Differing from a permanent RPD made with rigid acrylic plastic, a nylon-based RPD is flexible and lightweight, making them comfortable to wear. They're kept in place with small nylon extensions that fit into the natural concave spaces of teeth. And, with a bit of custom crafting, they can look quite realistic.

RPDs are helpful in another way, especially if you're waiting for an implant down the road: They help preserve the missing tooth space. Without a prosthetic tooth occupying that space, neighboring teeth can drift in. You might then need orthodontic treatment to move errant teeth to where they should be before obtaining a permanent restoration.

Flexible RPDs may not be as durable as acrylic RPDs, and can be difficult to repair or reline if needed to adjust the fit. Though they may not stain as readily as acrylic dentures, you'll still need to clean them regularly to help them keep looking their best. This also aids in protecting the rest of your mouth from dental disease by removing any buildup of harmful bacterial plaque on the RPD.

But even with these limitations, patients choose RPDs for the simple fact that they're affordable and temporary. And the latter is their greatest benefit—providing you a “bridge” between losing a tooth and replacing it with a durable dental implant.

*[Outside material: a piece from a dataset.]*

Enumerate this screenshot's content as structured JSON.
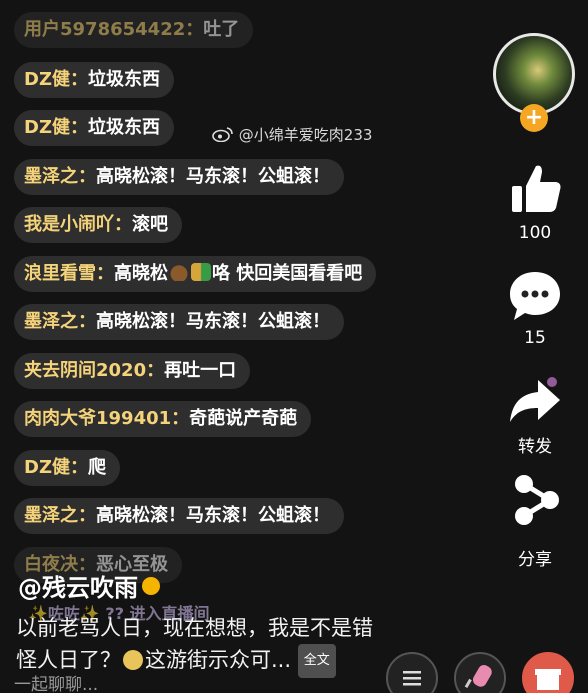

If you would like more information on tooth replacement options, please contact us or schedule an appointment for a consultation. You can also learn more about this topic by reading the Dear Doctor magazine article “Flexible Partial Dentures.”